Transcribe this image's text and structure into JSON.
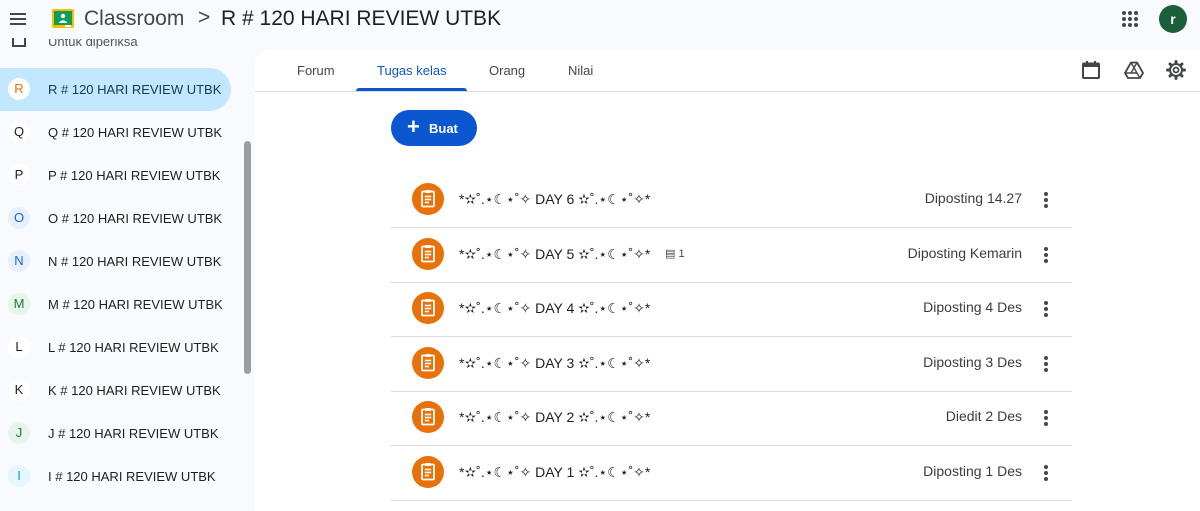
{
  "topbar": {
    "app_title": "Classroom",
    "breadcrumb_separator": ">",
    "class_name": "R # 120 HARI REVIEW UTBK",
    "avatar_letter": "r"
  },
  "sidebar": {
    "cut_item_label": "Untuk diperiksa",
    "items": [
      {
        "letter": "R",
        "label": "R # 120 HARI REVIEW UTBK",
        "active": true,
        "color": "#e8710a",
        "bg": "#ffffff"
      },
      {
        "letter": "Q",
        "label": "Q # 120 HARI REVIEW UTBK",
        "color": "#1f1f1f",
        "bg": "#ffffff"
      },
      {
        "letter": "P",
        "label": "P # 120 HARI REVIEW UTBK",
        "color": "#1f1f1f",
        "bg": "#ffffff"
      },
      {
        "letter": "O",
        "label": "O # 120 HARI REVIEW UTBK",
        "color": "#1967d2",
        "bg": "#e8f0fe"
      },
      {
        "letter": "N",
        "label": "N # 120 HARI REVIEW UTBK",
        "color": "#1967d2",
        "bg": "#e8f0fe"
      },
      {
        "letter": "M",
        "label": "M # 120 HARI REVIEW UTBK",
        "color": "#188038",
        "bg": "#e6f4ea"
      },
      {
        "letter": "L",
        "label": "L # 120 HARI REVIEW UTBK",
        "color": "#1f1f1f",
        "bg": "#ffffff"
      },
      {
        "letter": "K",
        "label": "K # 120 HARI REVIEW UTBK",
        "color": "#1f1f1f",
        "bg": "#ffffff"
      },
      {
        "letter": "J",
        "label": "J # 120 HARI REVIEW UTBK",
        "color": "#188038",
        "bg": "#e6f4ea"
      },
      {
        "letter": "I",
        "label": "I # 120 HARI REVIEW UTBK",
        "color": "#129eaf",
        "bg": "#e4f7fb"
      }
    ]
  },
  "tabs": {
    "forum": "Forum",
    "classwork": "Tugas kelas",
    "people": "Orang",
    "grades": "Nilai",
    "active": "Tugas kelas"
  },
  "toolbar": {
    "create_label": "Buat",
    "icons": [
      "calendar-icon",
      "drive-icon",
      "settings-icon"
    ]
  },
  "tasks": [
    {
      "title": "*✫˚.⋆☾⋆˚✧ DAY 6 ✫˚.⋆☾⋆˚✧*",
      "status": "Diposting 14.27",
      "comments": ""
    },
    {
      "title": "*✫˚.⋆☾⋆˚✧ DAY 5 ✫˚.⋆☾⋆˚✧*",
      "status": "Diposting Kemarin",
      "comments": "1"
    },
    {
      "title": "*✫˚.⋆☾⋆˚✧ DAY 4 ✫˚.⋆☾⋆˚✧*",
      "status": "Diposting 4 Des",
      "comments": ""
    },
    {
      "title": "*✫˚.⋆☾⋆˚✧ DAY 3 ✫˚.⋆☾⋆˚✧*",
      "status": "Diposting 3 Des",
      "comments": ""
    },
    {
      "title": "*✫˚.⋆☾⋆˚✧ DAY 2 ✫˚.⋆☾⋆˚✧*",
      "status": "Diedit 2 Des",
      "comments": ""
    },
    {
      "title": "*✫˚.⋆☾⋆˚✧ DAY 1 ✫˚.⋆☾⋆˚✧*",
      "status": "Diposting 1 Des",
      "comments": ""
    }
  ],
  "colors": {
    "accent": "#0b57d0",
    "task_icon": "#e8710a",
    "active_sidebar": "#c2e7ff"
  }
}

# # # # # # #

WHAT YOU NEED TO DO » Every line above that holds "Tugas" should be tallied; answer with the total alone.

RESULT BELOW » 2